Vidya Balan (Durga Rani Singh) fervently chews into Kahaani 2: Durga Rani Singh and perfectly delivers her most neurotic, intuitive performance to date. She appears shabby and scattered through most of the movie. Yet exudes inner grace and warmth as her protective instincts kick in to play an abuse survivor who must save a child abuse victim Minnie Diwan (Naisha Khanna, effective).
In the process, the actor also manages to save director Sujoy Ghosh’s second Kahaani franchise from turning into just another mundane drama.
That said, it felt like watching two movies in one. Pre-interval, the story and treatment were edge-of-seat realistic. Post-interval, it turned predictably dramatic. Which is such a shame, given the promising build-up of a sensitive subject and traces of the original Kahaani (with its shock beats) in the first half. Then chucking it all away for a vicarious, commercial treatment in the second half – a mighty disappointment. Specially when Vidya stops being action lady and Inderjeet Singh (Arjun Rampal) turns saviour. The boring, long finale though optimistic is nothing to sing about.

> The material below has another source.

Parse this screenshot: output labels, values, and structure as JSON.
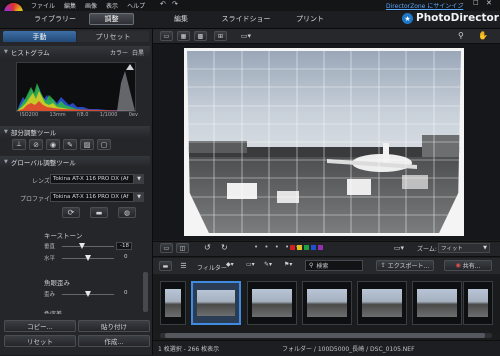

Among the positives, the relationship between Durga and Minnie are handled with utmost care and pace. This mostly has to do with the way Vidya has interpreted her part, she is never confident and fully in control and yet there is a determination to rescue the girl from a bad situation. Forced to choose between her future (Tota Roychoudhury) and the girl; she chooses her and we do understand why.
The scene in which Durga draws out abuse information from Minnie, hardly seen in Hindi cinema, is evocative and impactful. So are Durga’s scenes with the abuser as she tries to find clues and confront him.
The supporting cast turns out to be a royal hit and miss. Some are apt and others almost jarring to the tone of the film.
Tunisha Sharma who plays the older version of Minnie is good. Jugal Hansraj, as the abuser, is ably twisted. Talented Tota Roychoudhury needed more screen time. As for Arjun, let’s just say he looks good in his uniform and leave it at that. Kharaj Mukherjee as his boss is a hoot. Manini Chadha, who plays his wife, is refreshing.
The caricatur-ish grandmother and her cruelty seem to have walked straight out of Cinderella. Ditto the super scary inspector as the evil perpetrator, the actor (couldn’t find her name) did a menacingly fine job.
With a premise like sexual abuse, which seems to be Hindi cinema’s new flavour, Sujoy Ghosh does have his heart at the right place. Casting Vidya Balan was obviously the master stroke. If only he hadn’t let the plot fly off the handle, this story would have had a more promising end.
Here are my three reasons on why you should watch it: Vidya Balan, Vidya Balan, Vidya Balan.
cinemaspotter rating: 3 out of 5